Each line with the string "values" is to be copied from the records below.

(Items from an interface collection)
== == ==
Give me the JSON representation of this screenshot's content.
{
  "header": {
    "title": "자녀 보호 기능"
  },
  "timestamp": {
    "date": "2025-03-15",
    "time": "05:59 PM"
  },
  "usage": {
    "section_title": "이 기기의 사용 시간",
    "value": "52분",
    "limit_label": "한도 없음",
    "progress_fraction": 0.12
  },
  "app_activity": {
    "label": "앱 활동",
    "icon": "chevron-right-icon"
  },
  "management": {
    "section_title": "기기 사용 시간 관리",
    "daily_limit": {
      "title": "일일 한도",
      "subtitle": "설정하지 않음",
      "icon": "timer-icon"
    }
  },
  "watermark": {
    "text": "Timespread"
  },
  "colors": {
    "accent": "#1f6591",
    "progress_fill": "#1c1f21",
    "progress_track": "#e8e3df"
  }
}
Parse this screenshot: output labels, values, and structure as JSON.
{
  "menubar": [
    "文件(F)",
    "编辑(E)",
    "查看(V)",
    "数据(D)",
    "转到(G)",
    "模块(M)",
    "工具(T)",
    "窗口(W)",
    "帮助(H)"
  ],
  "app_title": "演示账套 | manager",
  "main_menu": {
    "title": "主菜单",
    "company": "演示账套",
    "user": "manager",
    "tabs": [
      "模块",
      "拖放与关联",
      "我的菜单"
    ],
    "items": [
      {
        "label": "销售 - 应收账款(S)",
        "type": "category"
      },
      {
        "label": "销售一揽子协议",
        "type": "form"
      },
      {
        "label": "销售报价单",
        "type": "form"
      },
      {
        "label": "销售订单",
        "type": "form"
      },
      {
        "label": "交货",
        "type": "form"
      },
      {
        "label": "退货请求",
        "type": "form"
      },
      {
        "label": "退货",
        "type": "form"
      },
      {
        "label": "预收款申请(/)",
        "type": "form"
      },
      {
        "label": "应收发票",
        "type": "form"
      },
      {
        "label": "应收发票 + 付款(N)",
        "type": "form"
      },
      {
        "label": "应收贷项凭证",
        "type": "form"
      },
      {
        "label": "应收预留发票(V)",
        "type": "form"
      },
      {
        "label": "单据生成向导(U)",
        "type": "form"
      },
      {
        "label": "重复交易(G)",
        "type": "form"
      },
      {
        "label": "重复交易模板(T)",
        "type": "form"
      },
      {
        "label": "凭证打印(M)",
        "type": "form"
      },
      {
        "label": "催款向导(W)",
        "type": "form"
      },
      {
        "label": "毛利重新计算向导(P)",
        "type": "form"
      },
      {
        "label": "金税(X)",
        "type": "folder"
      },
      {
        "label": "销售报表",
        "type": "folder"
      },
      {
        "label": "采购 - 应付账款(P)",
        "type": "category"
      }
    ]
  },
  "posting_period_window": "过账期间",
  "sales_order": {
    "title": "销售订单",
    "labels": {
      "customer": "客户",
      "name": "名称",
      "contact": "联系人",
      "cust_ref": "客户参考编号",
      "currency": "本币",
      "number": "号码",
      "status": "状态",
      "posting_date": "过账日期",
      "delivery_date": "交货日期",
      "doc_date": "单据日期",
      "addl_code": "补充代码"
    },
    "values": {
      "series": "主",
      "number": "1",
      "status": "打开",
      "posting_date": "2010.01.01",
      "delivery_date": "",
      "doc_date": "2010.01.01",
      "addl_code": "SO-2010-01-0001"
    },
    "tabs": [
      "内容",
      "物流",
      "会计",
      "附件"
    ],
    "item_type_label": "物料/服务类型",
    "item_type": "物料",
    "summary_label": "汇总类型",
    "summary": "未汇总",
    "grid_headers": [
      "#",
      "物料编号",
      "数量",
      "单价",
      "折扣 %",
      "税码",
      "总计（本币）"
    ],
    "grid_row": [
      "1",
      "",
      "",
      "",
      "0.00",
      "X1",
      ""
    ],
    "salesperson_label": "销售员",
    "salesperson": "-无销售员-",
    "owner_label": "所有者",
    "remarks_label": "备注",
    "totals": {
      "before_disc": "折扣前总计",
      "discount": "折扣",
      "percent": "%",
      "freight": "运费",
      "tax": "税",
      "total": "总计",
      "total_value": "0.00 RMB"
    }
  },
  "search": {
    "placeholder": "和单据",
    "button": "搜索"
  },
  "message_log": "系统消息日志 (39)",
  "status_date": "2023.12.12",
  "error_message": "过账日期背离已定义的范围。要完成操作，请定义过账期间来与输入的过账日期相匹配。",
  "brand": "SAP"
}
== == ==
▶ **ANSWER SECTION**
Parse this screenshot: output labels, values, and structure as JSON.
    "values": {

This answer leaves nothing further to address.